NJ TRANSIT & COVID-19: Your Ride To Recovery
If you need to take transit, we want to be there for you. To stay ahead of ridership and keep transit safe, we are focused on scaling up service in line with statewide recovery efforts, and in close collaboration with our regional partners, including MTA, PATH, SEPTA, and Amtrak.
Restoring service will be a shared effort among NJ TRANSIT, our customers and employers. Below, you will find information not only about our plans and the safeguards NJ TRANSIT has put in place to support the recovery, but also the actions you can take as a NJ TRANSIT customer to ensure the safest possible experience for you and your fellow riders.

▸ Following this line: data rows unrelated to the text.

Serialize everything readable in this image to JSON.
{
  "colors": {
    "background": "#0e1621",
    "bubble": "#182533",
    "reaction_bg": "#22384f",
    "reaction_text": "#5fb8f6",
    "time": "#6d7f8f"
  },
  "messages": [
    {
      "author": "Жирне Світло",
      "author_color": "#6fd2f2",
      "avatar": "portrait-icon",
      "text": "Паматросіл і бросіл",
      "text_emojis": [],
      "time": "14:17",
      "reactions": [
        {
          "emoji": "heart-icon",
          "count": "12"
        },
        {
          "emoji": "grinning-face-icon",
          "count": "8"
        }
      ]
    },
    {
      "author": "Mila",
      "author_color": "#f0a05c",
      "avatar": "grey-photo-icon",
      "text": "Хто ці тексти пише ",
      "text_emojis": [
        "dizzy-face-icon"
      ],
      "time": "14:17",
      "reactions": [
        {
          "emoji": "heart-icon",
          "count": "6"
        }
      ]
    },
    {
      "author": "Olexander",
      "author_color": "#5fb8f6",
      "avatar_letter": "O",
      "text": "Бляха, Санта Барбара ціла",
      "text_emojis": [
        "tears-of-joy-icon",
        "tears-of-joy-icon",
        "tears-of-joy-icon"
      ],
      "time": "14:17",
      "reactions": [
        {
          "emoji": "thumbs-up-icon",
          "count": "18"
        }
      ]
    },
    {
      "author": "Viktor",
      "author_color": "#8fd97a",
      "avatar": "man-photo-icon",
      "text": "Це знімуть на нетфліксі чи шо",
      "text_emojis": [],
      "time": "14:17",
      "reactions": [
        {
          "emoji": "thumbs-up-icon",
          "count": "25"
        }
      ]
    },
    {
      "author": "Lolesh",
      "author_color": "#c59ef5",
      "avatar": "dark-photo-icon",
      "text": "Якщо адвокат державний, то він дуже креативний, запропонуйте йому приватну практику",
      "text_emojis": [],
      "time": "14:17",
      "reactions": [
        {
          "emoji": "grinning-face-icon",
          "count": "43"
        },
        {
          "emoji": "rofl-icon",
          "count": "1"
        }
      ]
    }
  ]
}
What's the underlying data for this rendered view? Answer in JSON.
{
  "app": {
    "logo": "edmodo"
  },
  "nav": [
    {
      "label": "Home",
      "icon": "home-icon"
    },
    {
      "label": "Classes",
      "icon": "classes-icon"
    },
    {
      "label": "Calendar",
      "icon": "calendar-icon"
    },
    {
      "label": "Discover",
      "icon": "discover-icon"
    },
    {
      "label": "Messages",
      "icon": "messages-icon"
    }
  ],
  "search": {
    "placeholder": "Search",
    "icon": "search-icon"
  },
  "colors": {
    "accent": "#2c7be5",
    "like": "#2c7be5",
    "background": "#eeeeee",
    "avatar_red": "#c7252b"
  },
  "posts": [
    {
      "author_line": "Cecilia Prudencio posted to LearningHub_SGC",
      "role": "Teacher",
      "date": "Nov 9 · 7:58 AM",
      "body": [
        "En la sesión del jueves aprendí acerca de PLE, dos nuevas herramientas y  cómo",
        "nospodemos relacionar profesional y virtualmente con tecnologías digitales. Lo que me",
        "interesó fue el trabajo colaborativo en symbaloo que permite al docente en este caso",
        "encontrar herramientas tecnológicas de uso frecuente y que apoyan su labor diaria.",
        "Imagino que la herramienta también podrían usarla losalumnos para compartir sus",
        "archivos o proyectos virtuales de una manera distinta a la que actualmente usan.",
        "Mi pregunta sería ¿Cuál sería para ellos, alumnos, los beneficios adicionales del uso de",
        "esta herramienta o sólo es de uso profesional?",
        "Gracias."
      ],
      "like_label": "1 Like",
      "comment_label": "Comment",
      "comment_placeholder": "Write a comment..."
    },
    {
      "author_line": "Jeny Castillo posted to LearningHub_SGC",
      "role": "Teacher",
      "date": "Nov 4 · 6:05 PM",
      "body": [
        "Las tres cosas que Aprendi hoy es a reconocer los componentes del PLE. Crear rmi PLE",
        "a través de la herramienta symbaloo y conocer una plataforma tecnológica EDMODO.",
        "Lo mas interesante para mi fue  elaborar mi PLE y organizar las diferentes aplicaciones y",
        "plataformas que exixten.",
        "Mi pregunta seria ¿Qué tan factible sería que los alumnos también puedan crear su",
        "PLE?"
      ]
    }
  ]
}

What We Are Doing
Our highest priority is the health and safety of customers and employees. To do that while restoring service, we have developed a set of NJ TRANSIT Recovery Guidelines that you can read or download here.
You can continue to find additional information about our protective measures here.
Service Recovery Status
NJ TRANSIT is committed to monitoring ridership across our system in order to safely align service to meet returning demand across bus, rail, light-rail and ACCESS LINK during our region's recovery. To inform our operational decisions as we prepare for our customers’ return, we have been actively leveraging data, tools, and regional information sources to monitor and identify projected trends in ridership and customer behavior. This comprehensive trend analysis will continue throughout the recovery period to ensure our recovery plans will remain flexible, responsive, and data-driven.
Throughout our recovery, NJ TRANSIT service levels will be guided by the latest health recommendations and policies. NJ TRANSIT will continue to monitor ridership to manage capacity in accordance with the Governor’s Executive Orders 125 and 165.
- BUS: NJ TRANSIT has resumed full bus service, system-wide, and is monitoring ridership and developments closely. Changes in service will be announced using all available communications tools, including Twitter, Facebook, Platform Screens, the NJ TRANSIT Mobile App and our Schedules page.
- RAIL: Full weekday service resumed on Monday, July 6. Changes in service will be announced using available communications tools, including Twitter, Facebook, Platform Screens, the NJ TRANSIT Mobile App, our Schedules page.
- LIGHT RAIL: Full weekday service resumed on Monday, July 6. Changes in service will be announced using available communications tools, including Twitter, Facebook, Platform Screens, the NJ TRANSIT Mobile App, our Schedules page.
- ACCESS LINK: NJ TRANSIT continues to operate full service, and customers may find the latest updates at accesslink.njtransit.com.
You can find the latest, up-to-date schedule information here.
What You Can Do
Protect Yourself and Others
Please do your part to keep transit as safe as possible, and help stop the spread. Protect yourself and others when you ride. Stay home if you feel unwell. We’re all in this together!
Wear Your Face Covering
Per Governor Murphy’s Executive Order 125, face coverings are required on NJ TRANSIT, unless you have a medical reason that prevents you from wearing a mask. Your face covering protects your fellow passengers and crew, and theirs help protect you.
Stay on the Right Side
While using doorways, stairways, escalators, and tunnels, keep to the right side. This will help you and your fellow customers stay separated and protected.
Keep Your Distance
Decals placed on platforms help you stay six feet apart from your fellow customers while waiting for buses and trains.
Wash Your Hands and Avoid Hand-to-Hand Contact
Wash your hands with soap and water for at least 20 seconds, and avoid hand-to-hand contact. For example, if you are using a paper ticket on a train, your conductor will ask you to tear a notch in your ticket to indicate that it has been used. If you are transferring to complete your trip, keep your current ticket for onward travel, as it shows your ultimate destination.
Practice Proper PPE Disposal
Please use trash receptacles to discard used face coverings and gloves. Proper disposal of protective equipment is a matter of public health: it helps slow the spread of COVID-19!